• Task description
Each line holding the word "JSON" must appear in the answer, copied from the entries.

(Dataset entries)
<<<<

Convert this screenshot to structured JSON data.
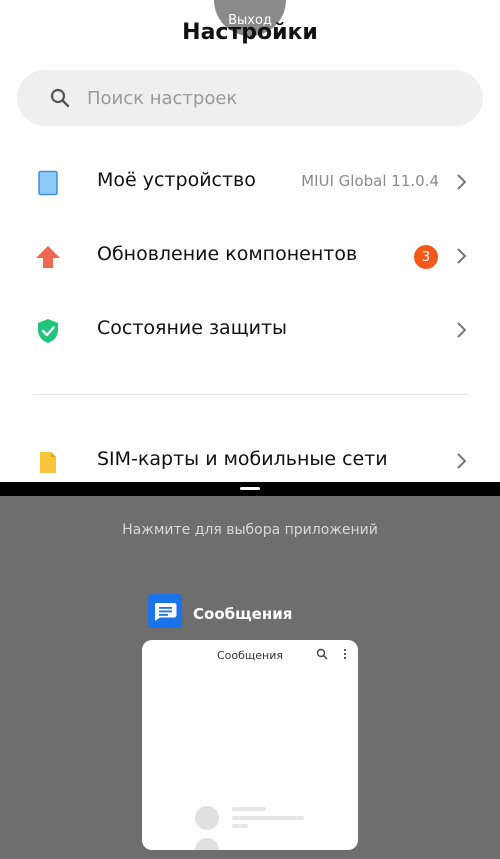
{
  "top": {
    "exit_label": "Выход",
    "title": "Настройки",
    "search": {
      "placeholder": "Поиск настроек"
    },
    "rows": [
      {
        "label": "Моё устройство",
        "value": "MIUI Global 11.0.4",
        "icon": "device-icon",
        "color": "#4aa3e6"
      },
      {
        "label": "Обновление компонентов",
        "badge": "3",
        "icon": "upload-arrow-icon",
        "color": "#f1664f"
      },
      {
        "label": "Состояние защиты",
        "icon": "shield-check-icon",
        "color": "#1ec57a"
      },
      {
        "label": "SIM-карты и мобильные сети",
        "icon": "sim-card-icon",
        "color": "#f8c43a"
      }
    ]
  },
  "bottom": {
    "hint": "Нажмите для выбора приложений",
    "app": {
      "name": "Сообщения",
      "icon": "messages-app-icon",
      "color": "#1a73e8"
    },
    "preview": {
      "title": "Сообщения"
    }
  }
}
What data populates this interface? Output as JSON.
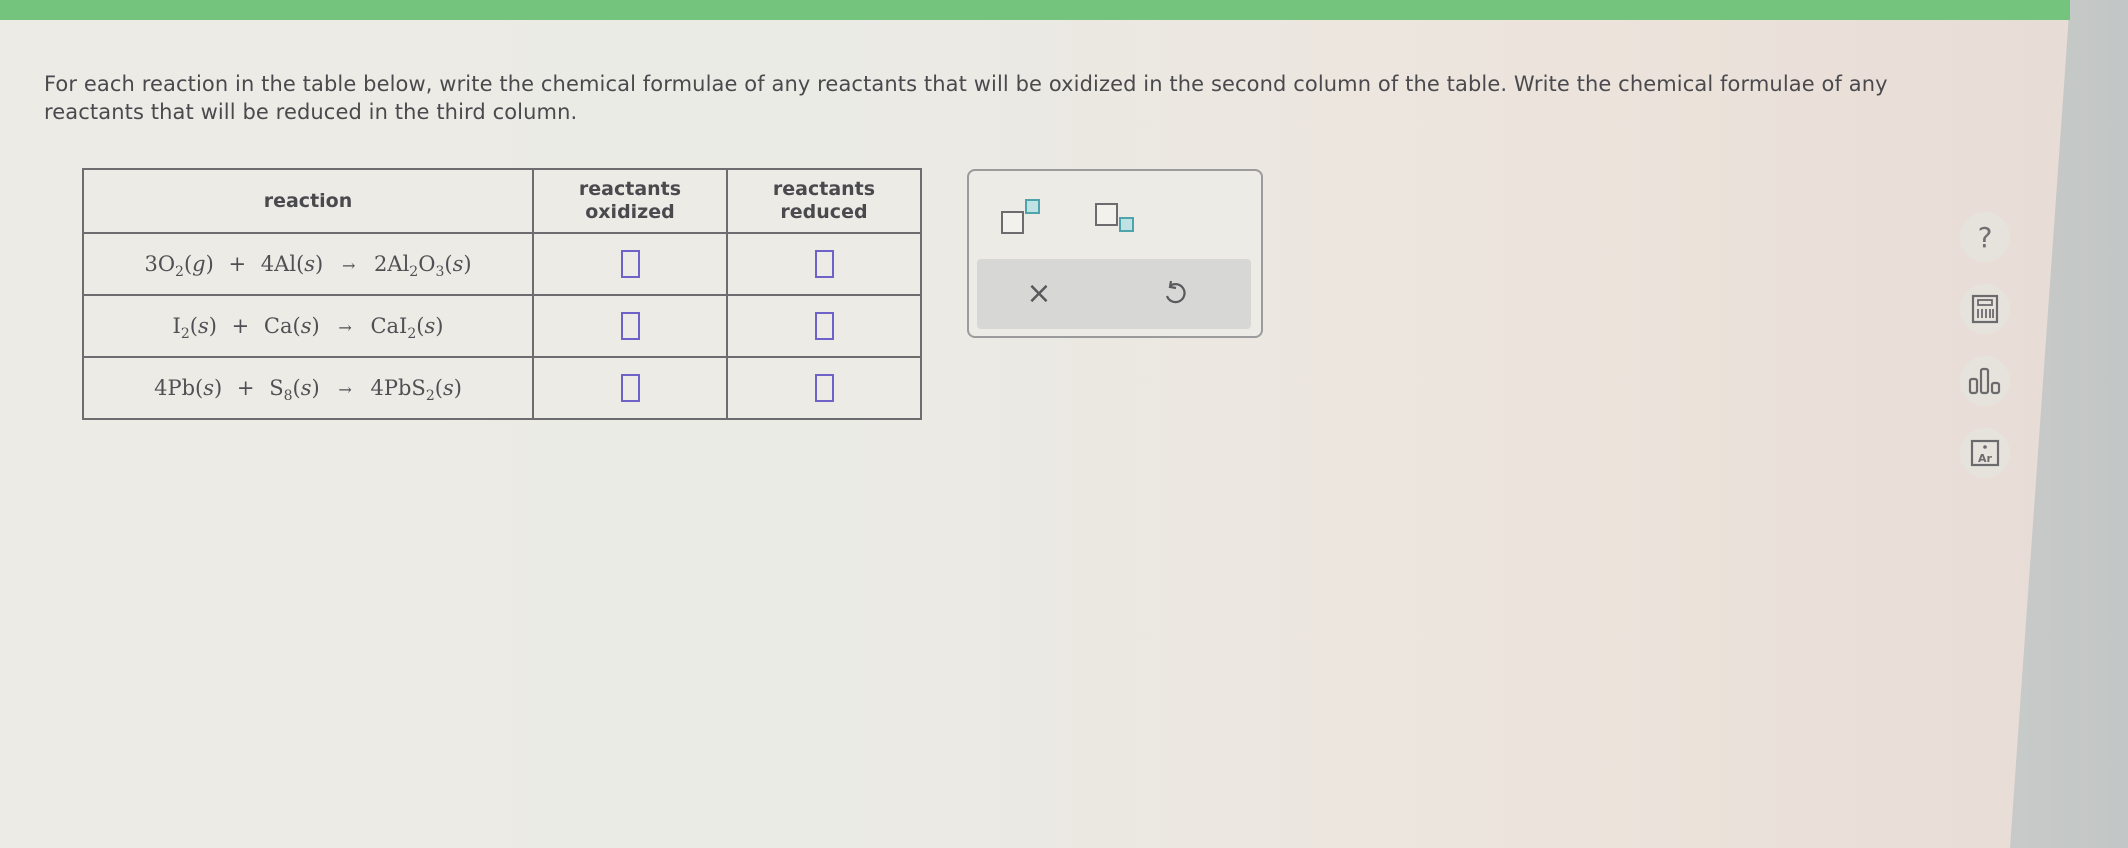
{
  "instructions": "For each reaction in the table below, write the chemical formulae of any reactants that will be oxidized in the second column of the table. Write the chemical formulae of any reactants that will be reduced in the third column.",
  "table": {
    "headers": {
      "reaction": "reaction",
      "oxidized_line1": "reactants",
      "oxidized_line2": "oxidized",
      "reduced_line1": "reactants",
      "reduced_line2": "reduced"
    },
    "rows": [
      {
        "reaction": {
          "r1_coef": "3",
          "r1": "O",
          "r1_sub": "2",
          "r1_state": "g",
          "r2_coef": "4",
          "r2": "Al",
          "r2_sub": "",
          "r2_state": "s",
          "p_coef": "2",
          "p_a": "Al",
          "p_a_sub": "2",
          "p_b": "O",
          "p_b_sub": "3",
          "p_state": "s"
        },
        "oxidized_value": "",
        "reduced_value": ""
      },
      {
        "reaction": {
          "r1_coef": "",
          "r1": "I",
          "r1_sub": "2",
          "r1_state": "s",
          "r2_coef": "",
          "r2": "Ca",
          "r2_sub": "",
          "r2_state": "s",
          "p_coef": "",
          "p_a": "CaI",
          "p_a_sub": "2",
          "p_b": "",
          "p_b_sub": "",
          "p_state": "s"
        },
        "oxidized_value": "",
        "reduced_value": ""
      },
      {
        "reaction": {
          "r1_coef": "4",
          "r1": "Pb",
          "r1_sub": "",
          "r1_state": "s",
          "r2_coef": "",
          "r2": "S",
          "r2_sub": "8",
          "r2_state": "s",
          "p_coef": "4",
          "p_a": "PbS",
          "p_a_sub": "2",
          "p_b": "",
          "p_b_sub": "",
          "p_state": "s"
        },
        "oxidized_value": "",
        "reduced_value": ""
      }
    ],
    "symbols": {
      "plus": "+",
      "arrow": "→",
      "open": "(",
      "close": ")"
    }
  },
  "toolpanel": {
    "superscript_icon": "superscript-icon",
    "subscript_icon": "subscript-icon",
    "clear_label": "×",
    "undo_icon": "undo-icon"
  },
  "side_tools": {
    "help_label": "?",
    "items": [
      "help-icon",
      "calculator-icon",
      "bar-chart-icon",
      "periodic-table-icon"
    ],
    "periodic_label": "Ar"
  },
  "colors": {
    "top_bar": "#74c47d",
    "answer_box_border": "#6e62c9",
    "tool_accent": "#4fa3ad"
  }
}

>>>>

• Response to the task
Convert this screenshot to structured JSON data.
What data populates this interface? Output as JSON.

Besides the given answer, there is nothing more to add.